*** Opening of Data for this task ***
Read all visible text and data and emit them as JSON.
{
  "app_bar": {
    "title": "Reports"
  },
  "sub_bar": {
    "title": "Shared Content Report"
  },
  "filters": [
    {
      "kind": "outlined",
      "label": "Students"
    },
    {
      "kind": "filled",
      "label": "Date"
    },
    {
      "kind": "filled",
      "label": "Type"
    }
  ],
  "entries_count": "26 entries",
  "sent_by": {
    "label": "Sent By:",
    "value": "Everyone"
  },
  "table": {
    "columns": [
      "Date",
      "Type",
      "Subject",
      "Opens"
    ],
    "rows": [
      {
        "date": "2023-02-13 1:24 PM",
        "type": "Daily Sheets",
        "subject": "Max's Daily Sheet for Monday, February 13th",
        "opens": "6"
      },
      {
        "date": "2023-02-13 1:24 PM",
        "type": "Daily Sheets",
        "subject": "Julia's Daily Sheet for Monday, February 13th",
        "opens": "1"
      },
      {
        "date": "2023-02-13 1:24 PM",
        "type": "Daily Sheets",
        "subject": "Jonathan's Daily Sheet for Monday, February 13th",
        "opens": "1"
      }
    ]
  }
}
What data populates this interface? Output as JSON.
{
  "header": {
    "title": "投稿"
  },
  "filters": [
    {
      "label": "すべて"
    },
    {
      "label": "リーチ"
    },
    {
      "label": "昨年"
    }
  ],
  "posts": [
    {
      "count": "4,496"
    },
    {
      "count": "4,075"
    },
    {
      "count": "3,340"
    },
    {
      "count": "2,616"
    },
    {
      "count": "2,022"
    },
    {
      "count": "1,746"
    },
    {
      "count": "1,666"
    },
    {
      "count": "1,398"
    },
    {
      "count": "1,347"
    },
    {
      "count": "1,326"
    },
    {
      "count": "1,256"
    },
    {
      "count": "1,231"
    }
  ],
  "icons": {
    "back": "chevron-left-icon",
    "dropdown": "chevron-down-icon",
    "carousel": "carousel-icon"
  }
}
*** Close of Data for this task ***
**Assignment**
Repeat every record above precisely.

**Your solution**
Read all visible text and data and emit them as JSON.
{
  "app_bar": {
    "title": "Reports"
  },
  "sub_bar": {
    "title": "Shared Content Report"
  },
  "filters": [
    {
      "kind": "outlined",
      "label": "Students"
    },
    {
      "kind": "filled",
      "label": "Date"
    },
    {
      "kind": "filled",
      "label": "Type"
    }
  ],
  "entries_count": "26 entries",
  "sent_by": {
    "label": "Sent By:",
    "value": "Everyone"
  },
  "table": {
    "columns": [
      "Date",
      "Type",
      "Subject",
      "Opens"
    ],
    "rows": [
      {
        "date": "2023-02-13 1:24 PM",
        "type": "Daily Sheets",
        "subject": "Max's Daily Sheet for Monday, February 13th",
        "opens": "6"
      },
      {
        "date": "2023-02-13 1:24 PM",
        "type": "Daily Sheets",
        "subject": "Julia's Daily Sheet for Monday, February 13th",
        "opens": "1"
      },
      {
        "date": "2023-02-13 1:24 PM",
        "type": "Daily Sheets",
        "subject": "Jonathan's Daily Sheet for Monday, February 13th",
        "opens": "1"
      }
    ]
  }
}
What data populates this interface? Output as JSON.
{
  "header": {
    "title": "投稿"
  },
  "filters": [
    {
      "label": "すべて"
    },
    {
      "label": "リーチ"
    },
    {
      "label": "昨年"
    }
  ],
  "posts": [
    {
      "count": "4,496"
    },
    {
      "count": "4,075"
    },
    {
      "count": "3,340"
    },
    {
      "count": "2,616"
    },
    {
      "count": "2,022"
    },
    {
      "count": "1,746"
    },
    {
      "count": "1,666"
    },
    {
      "count": "1,398"
    },
    {
      "count": "1,347"
    },
    {
      "count": "1,326"
    },
    {
      "count": "1,256"
    },
    {
      "count": "1,231"
    }
  ],
  "icons": {
    "back": "chevron-left-icon",
    "dropdown": "chevron-down-icon",
    "carousel": "carousel-icon"
  }
}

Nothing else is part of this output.